The office sector in the UK was the best performing commercial property market in the first quarter of 2012, recording an average return of 0.9 per cent during this period. Industrial real estate delivered 0.8 per cent, while retail provided investors with 0.3 per cent over the three months. In its UK Property Index, Jones Lang LaSalle noted overall commercial property returns were down to 0.7 per cent between January and March, significantly lower than the 1.4 per cent recorded in the final quarter of 2011.
According to the organisation, a reduction in capital values was partly responsible for the lower returns, with income the primary driver of growth for investors. Rents were up by 0.2 per cent for commercial real estate assets over the quarter, with the office sector once again leading the way, experiencing rental growth of 0.9 per cent during this period. However, research conducted by Jones Lang LaSalle into the state of the office market has revealed investors need to be wary of old buildings that cannot keep up with new legislation relating to sustainability.

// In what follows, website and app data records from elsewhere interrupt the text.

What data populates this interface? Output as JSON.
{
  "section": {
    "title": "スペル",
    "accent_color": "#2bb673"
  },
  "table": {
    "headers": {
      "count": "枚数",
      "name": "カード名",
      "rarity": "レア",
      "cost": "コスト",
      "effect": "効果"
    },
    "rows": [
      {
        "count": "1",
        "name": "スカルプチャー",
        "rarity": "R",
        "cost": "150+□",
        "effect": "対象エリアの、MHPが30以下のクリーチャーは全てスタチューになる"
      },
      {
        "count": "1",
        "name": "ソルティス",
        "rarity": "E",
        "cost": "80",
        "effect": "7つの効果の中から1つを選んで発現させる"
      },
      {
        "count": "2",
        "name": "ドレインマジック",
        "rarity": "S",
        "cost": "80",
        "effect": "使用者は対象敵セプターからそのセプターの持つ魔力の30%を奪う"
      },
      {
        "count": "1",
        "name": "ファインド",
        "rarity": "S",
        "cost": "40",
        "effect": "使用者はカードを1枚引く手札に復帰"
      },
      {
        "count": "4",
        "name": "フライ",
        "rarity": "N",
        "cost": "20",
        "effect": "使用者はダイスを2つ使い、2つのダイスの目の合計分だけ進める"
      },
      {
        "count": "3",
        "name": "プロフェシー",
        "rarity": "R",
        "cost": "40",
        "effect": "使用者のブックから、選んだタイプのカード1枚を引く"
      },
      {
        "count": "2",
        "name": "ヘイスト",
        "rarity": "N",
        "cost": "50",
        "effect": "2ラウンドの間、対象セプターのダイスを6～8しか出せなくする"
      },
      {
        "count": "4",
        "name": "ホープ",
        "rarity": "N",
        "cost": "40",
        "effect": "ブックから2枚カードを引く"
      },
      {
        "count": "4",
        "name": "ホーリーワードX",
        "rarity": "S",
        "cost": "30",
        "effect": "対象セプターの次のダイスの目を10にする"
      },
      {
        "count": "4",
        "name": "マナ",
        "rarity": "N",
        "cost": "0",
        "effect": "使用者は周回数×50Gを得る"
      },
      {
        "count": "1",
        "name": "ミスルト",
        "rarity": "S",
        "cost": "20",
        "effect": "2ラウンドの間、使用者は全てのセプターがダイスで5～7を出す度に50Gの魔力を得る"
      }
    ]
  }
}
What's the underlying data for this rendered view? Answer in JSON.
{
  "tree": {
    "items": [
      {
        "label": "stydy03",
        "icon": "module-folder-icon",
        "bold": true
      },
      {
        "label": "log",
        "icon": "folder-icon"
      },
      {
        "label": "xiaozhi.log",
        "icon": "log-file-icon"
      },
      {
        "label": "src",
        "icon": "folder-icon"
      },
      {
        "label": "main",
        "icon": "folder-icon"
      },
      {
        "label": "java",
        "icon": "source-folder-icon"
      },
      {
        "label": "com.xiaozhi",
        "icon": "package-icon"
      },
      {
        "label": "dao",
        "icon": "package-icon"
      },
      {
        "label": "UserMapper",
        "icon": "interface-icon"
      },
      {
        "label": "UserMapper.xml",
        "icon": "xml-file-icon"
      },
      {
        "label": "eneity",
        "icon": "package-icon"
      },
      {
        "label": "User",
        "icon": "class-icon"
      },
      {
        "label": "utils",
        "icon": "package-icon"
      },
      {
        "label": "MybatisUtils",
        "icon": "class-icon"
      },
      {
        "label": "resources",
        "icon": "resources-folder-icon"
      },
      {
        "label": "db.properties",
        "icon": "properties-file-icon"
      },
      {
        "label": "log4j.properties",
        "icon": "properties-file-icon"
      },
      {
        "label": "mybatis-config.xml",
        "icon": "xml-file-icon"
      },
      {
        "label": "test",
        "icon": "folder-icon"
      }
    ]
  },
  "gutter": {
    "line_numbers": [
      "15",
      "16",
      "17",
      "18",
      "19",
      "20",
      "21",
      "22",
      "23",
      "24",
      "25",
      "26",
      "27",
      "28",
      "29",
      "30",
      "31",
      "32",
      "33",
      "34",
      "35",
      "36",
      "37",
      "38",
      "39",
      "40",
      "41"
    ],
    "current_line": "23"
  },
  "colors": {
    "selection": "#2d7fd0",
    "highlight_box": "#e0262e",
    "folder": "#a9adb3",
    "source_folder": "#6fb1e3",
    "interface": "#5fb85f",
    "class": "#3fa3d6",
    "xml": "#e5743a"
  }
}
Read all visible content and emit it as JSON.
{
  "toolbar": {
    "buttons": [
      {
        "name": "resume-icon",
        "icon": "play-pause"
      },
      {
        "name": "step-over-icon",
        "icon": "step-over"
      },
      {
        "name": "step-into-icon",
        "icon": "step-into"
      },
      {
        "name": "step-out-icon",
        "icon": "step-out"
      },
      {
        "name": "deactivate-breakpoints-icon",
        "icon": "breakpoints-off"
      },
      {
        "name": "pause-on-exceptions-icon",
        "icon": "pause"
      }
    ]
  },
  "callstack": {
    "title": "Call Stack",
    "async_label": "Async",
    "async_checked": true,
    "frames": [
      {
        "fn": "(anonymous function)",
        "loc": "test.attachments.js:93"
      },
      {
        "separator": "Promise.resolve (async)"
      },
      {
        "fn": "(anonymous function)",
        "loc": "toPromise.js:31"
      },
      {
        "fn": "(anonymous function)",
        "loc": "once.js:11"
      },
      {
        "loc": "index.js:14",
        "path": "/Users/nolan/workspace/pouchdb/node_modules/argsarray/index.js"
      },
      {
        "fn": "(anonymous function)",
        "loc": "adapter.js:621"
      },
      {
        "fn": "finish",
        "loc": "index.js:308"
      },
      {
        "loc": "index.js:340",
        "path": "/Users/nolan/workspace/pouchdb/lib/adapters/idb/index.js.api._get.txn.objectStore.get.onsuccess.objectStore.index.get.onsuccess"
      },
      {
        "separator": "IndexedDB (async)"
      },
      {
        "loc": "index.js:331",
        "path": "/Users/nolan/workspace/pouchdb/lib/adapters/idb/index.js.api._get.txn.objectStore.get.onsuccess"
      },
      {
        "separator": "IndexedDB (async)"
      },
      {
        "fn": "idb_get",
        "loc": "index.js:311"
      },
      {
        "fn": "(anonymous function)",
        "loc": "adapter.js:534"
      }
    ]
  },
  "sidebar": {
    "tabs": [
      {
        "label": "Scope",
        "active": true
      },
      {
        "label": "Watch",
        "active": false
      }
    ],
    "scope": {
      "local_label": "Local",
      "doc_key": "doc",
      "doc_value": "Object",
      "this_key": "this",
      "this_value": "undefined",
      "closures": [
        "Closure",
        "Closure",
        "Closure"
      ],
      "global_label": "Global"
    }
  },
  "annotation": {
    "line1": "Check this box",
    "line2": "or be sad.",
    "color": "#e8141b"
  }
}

Bill Page, head of Europe, the Middle East and Africa offices research, explained a significant proportion of office stock on the continent is more than two decades old. He pointed out 22 per cent of all office buildings in the UK were constructed before the 1960s, which means it is important for potential investors to consider whether refurbishment is necessary and how much this is likely to cost before putting any money into a deal. In some cases, this expense may be included in the pricing of an office complex. Mr Page added the rate at which offices are being replaced is very low, which means a "greater strain is placed on investors and occupiers to future-proof current assets and safeguard rental income, reduce voids and attract companies willing to take space in the building".
- Friday 04 May 2012